Ziu M, Traylor J I, Paxman J, et al. (September 14, 2018) Utilizing Stereotactic Spine Navigation for Posterior Partial Vertebrectomy in an En Bloc Resection of a Superior Pulmonary Sulcus Tumor Invading the Thoracic Vertebrae: A Technical Note. Cureus 10(9): e3303. doi:10.7759/cureus.3303
Received by Cureus: August 28, 2018
Peer review began: August 29, 2018
Peer review concluded: September 12, 2018
Published: September 14, 2018
© Copyright 2018
Ziu et al. This is an open access article distributed under the terms of the Creative Commons Attribution License CC-BY 3.0., which permits unrestricted use, distribution, and reproduction in any medium, provided the original author and source are credited.
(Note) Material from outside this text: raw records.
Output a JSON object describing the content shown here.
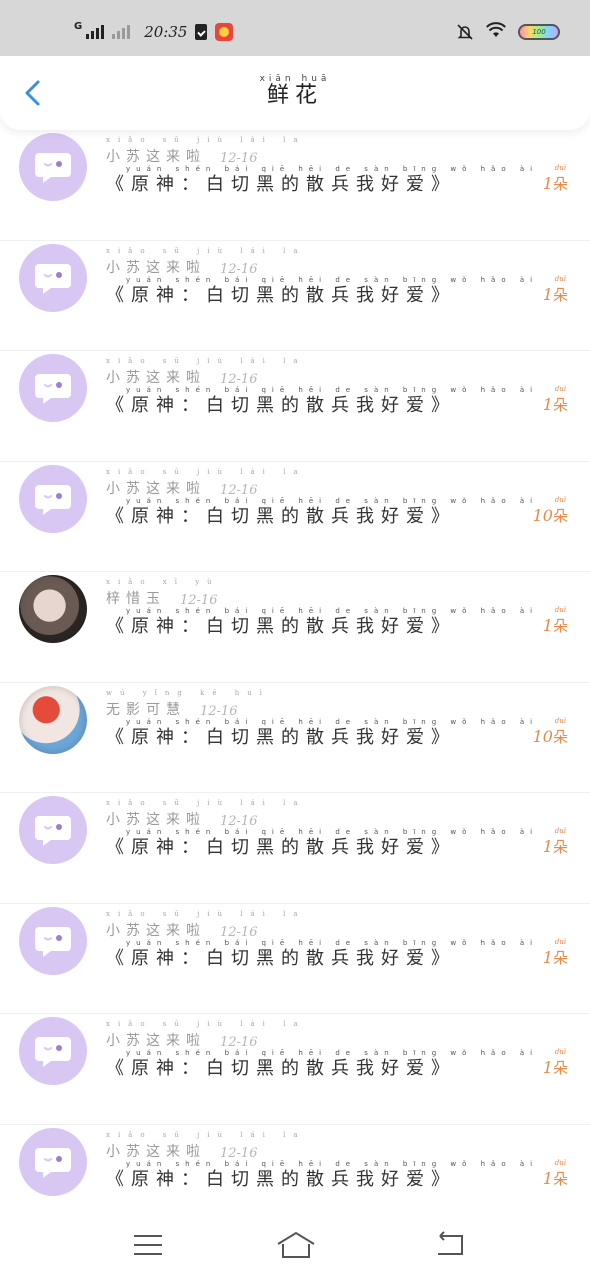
{
  "status_bar": {
    "network_letter": "G",
    "time": "20:35",
    "battery_text": "100"
  },
  "header": {
    "title_pinyin": "xiān huā",
    "title": "鲜花"
  },
  "gift_pinyin": "yuán shén   bái qiē hēi de sàn bīng wǒ hǎo ài",
  "gift_text": "《原神：白切黑的散兵我好爱》",
  "unit_pinyin": "duì",
  "unit": "朵",
  "rows": [
    {
      "avatar": "chat-bubble",
      "sender_pinyin": "xiǎo sū jiù lái la",
      "sender": "小苏这来啦",
      "date": "12-16",
      "count": "1"
    },
    {
      "avatar": "chat-bubble",
      "sender_pinyin": "xiǎo sū jiù lái la",
      "sender": "小苏这来啦",
      "date": "12-16",
      "count": "1"
    },
    {
      "avatar": "chat-bubble",
      "sender_pinyin": "xiǎo sū jiù lái la",
      "sender": "小苏这来啦",
      "date": "12-16",
      "count": "1"
    },
    {
      "avatar": "chat-bubble",
      "sender_pinyin": "xiǎo sū jiù lái la",
      "sender": "小苏这来啦",
      "date": "12-16",
      "count": "10"
    },
    {
      "avatar": "photo",
      "sender_pinyin": "xiǎo xī yù",
      "sender": "梓惜玉",
      "date": "12-16",
      "count": "1"
    },
    {
      "avatar": "photo",
      "sender_pinyin": "wú yǐng kě huì",
      "sender": "无影可慧",
      "date": "12-16",
      "count": "10"
    },
    {
      "avatar": "chat-bubble",
      "sender_pinyin": "xiǎo sū jiù lái la",
      "sender": "小苏这来啦",
      "date": "12-16",
      "count": "1"
    },
    {
      "avatar": "chat-bubble",
      "sender_pinyin": "xiǎo sū jiù lái la",
      "sender": "小苏这来啦",
      "date": "12-16",
      "count": "1"
    },
    {
      "avatar": "chat-bubble",
      "sender_pinyin": "xiǎo sū jiù lái la",
      "sender": "小苏这来啦",
      "date": "12-16",
      "count": "1"
    },
    {
      "avatar": "chat-bubble",
      "sender_pinyin": "xiǎo sū jiù lái la",
      "sender": "小苏这来啦",
      "date": "12-16",
      "count": "1"
    }
  ],
  "colors": {
    "accent_blue": "#3a8ee6",
    "avatar_lavender": "#d8c7f3",
    "count_orange": "#e9894a"
  }
}
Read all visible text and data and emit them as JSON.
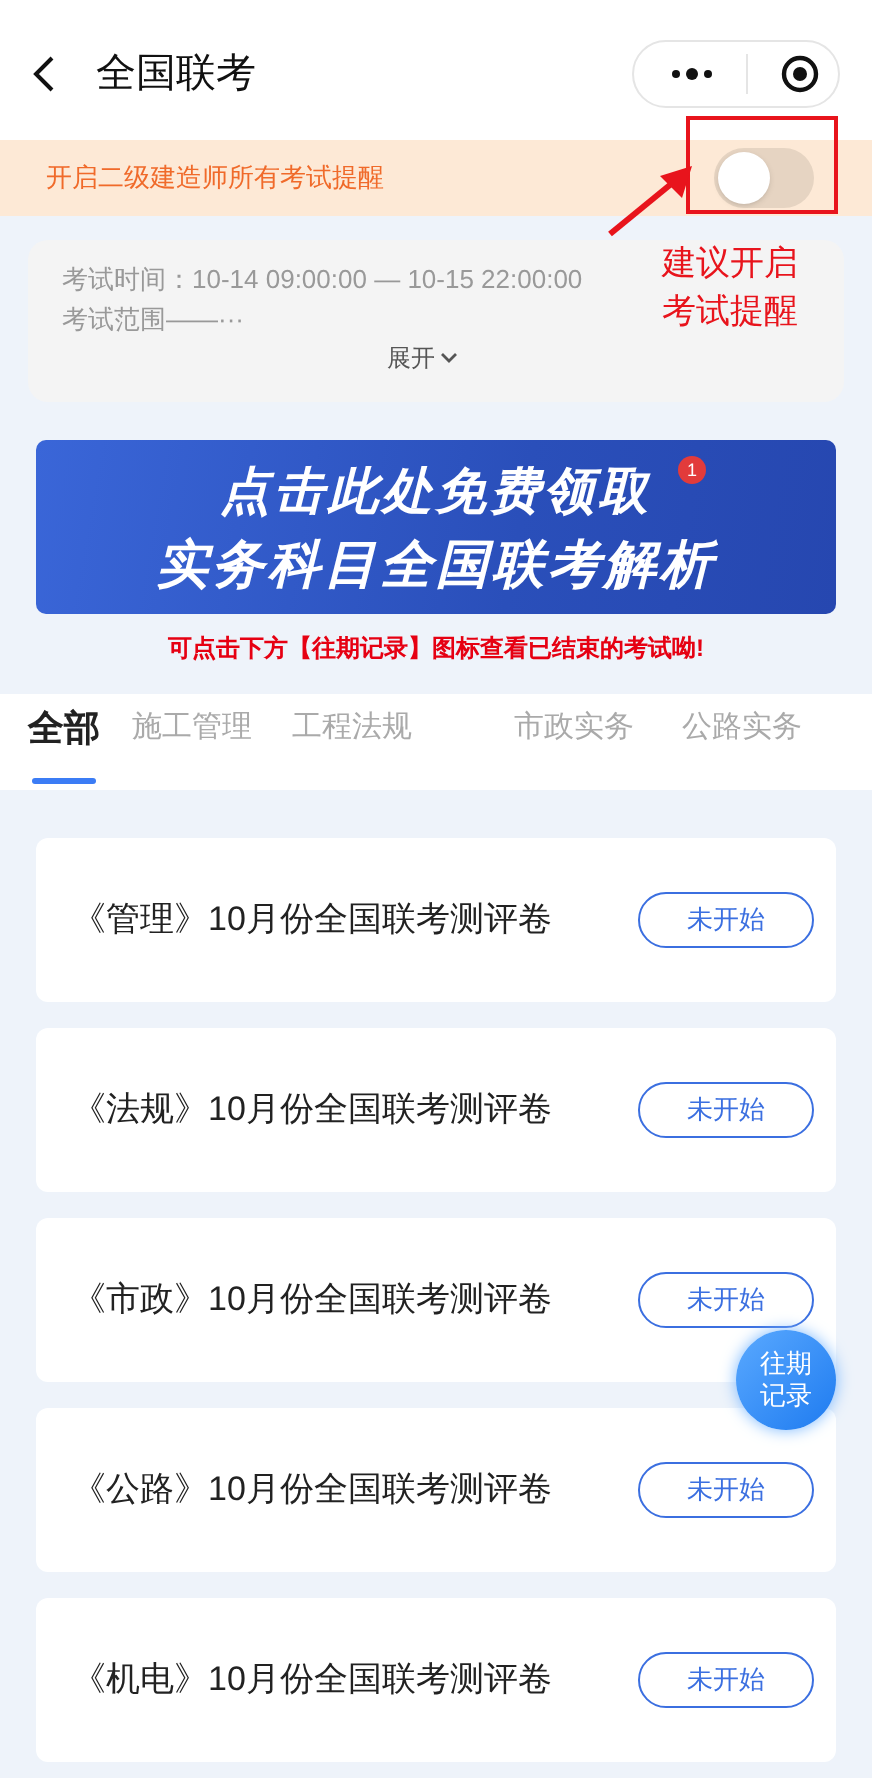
{
  "header": {
    "title": "全国联考"
  },
  "reminder": {
    "text": "开启二级建造师所有考试提醒",
    "on": false
  },
  "annotation": {
    "text": "建议开启考试提醒"
  },
  "info": {
    "time_label": "考试时间：",
    "time_value": "10-14 09:00:00 — 10-15 22:00:00",
    "scope": "考试范围——···",
    "expand": "展开"
  },
  "promo": {
    "line_1": "点击此处免费领取",
    "line_2": "实务科目全国联考解析",
    "badge": "1"
  },
  "notice": "可点击下方【往期记录】图标查看已结束的考试呦!",
  "tabs": [
    {
      "label": "全部",
      "selected": true
    },
    {
      "label": "施工管理",
      "selected": false
    },
    {
      "label": "工程法规",
      "selected": false
    },
    {
      "label": "市政实务",
      "selected": false
    },
    {
      "label": "公路实务",
      "selected": false
    }
  ],
  "exams": [
    {
      "title": "《管理》10月份全国联考测评卷",
      "status": "未开始"
    },
    {
      "title": "《法规》10月份全国联考测评卷",
      "status": "未开始"
    },
    {
      "title": "《市政》10月份全国联考测评卷",
      "status": "未开始"
    },
    {
      "title": "《公路》10月份全国联考测评卷",
      "status": "未开始"
    },
    {
      "title": "《机电》10月份全国联考测评卷",
      "status": "未开始"
    }
  ],
  "history_button": {
    "line_1": "往期",
    "line_2": "记录"
  }
}
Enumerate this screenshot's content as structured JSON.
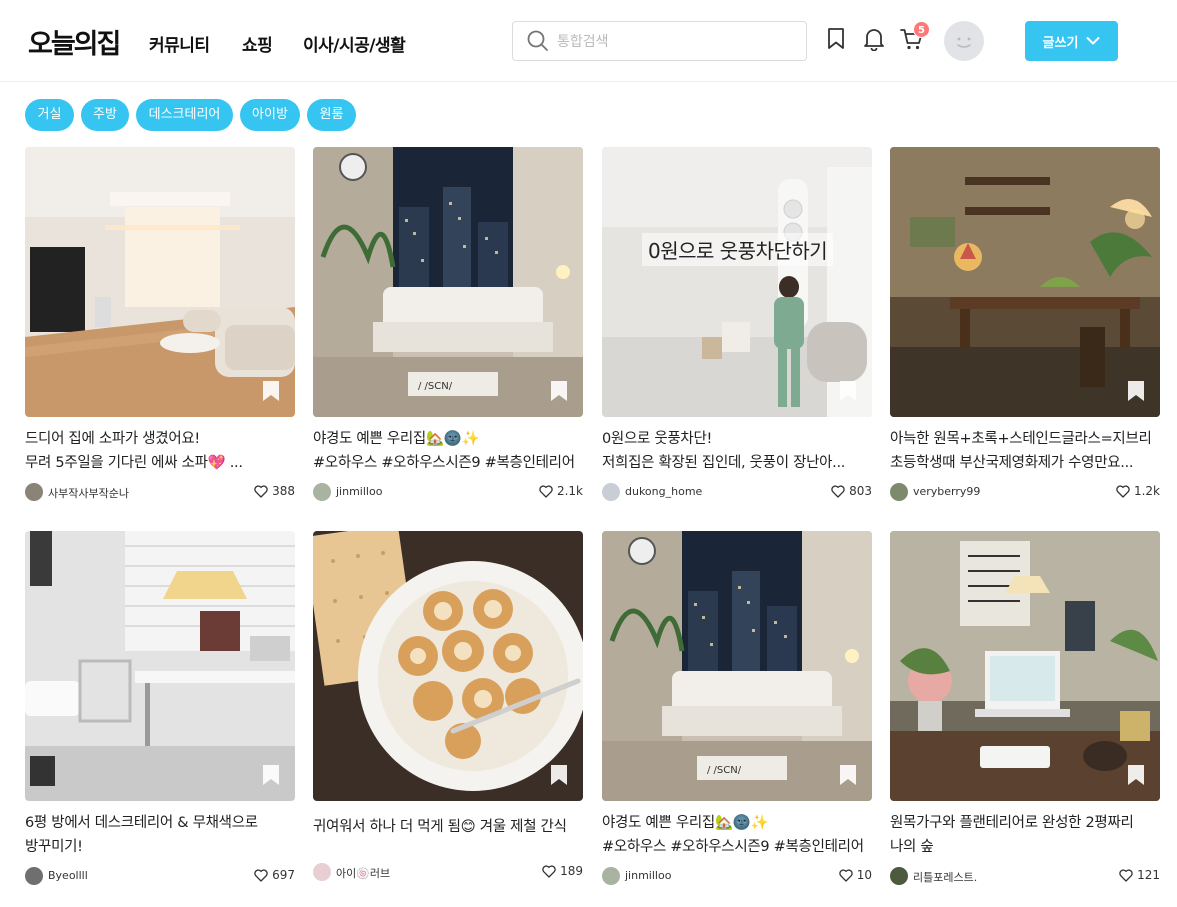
{
  "header": {
    "logo": "오늘의집",
    "nav": [
      "커뮤니티",
      "쇼핑",
      "이사/시공/생활"
    ],
    "search_placeholder": "통합검색",
    "cart_count": "5",
    "write_label": "글쓰기"
  },
  "categories": [
    "거실",
    "주방",
    "데스크테리어",
    "아이방",
    "원룸"
  ],
  "cards": [
    {
      "overlay": "",
      "title_line1": "드디어 집에 소파가 생겼어요!",
      "title_line2": "무려 5주일을 기다린 에싸 소파💖 ...",
      "author": "사부작사부작순나",
      "likes": "388"
    },
    {
      "overlay": "",
      "title_line1": "야경도 예쁜 우리집🏡🌚✨",
      "title_line2": "#오하우스 #오하우스시즌9 #복층인테리어",
      "author": "jinmilloo",
      "likes": "2.1k"
    },
    {
      "overlay": "0원으로 웃풍차단하기",
      "title_line1": "0원으로 웃풍차단!",
      "title_line2": " 저희집은 확장된 집인데, 웃풍이 장난아...",
      "author": "dukong_home",
      "likes": "803"
    },
    {
      "overlay": "",
      "title_line1": "아늑한 원목+초록+스테인드글라스=지브리",
      "title_line2": " 초등학생때 부산국제영화제가 수영만요...",
      "author": "veryberry99",
      "likes": "1.2k"
    },
    {
      "overlay": "",
      "title_line1": "6평 방에서 데스크테리어 & 무채색으로",
      "title_line2": "방꾸미기!",
      "author": "Byeollll",
      "likes": "697"
    },
    {
      "overlay": "",
      "title_line1": "귀여워서 하나 더 먹게 됨😊 겨울 제철 간식",
      "title_line2": "",
      "author": "아이🍥러브",
      "likes": "189"
    },
    {
      "overlay": "",
      "title_line1": "야경도 예쁜 우리집🏡🌚✨",
      "title_line2": "#오하우스 #오하우스시즌9 #복층인테리어",
      "author": "jinmilloo",
      "likes": "10"
    },
    {
      "overlay": "",
      "title_line1": "원목가구와 플랜테리어로 완성한 2평짜리",
      "title_line2": "나의 숲",
      "author": "리틀포레스트.",
      "likes": "121"
    }
  ],
  "colors": {
    "accent": "#35c5f0",
    "badge": "#ff7777"
  }
}
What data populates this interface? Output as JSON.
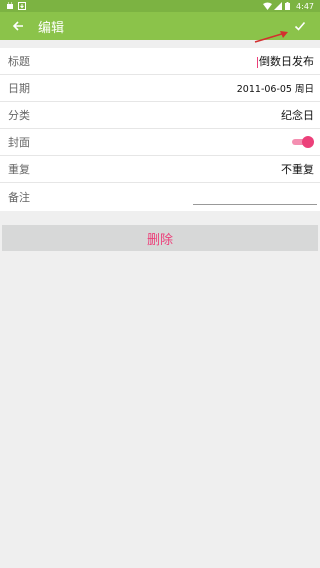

This is an open access article distributed under the terms of the Creative Commons Attribution License, which permits unrestricted use, distribution, and reproduction in any medium, provided the original author and source are credited.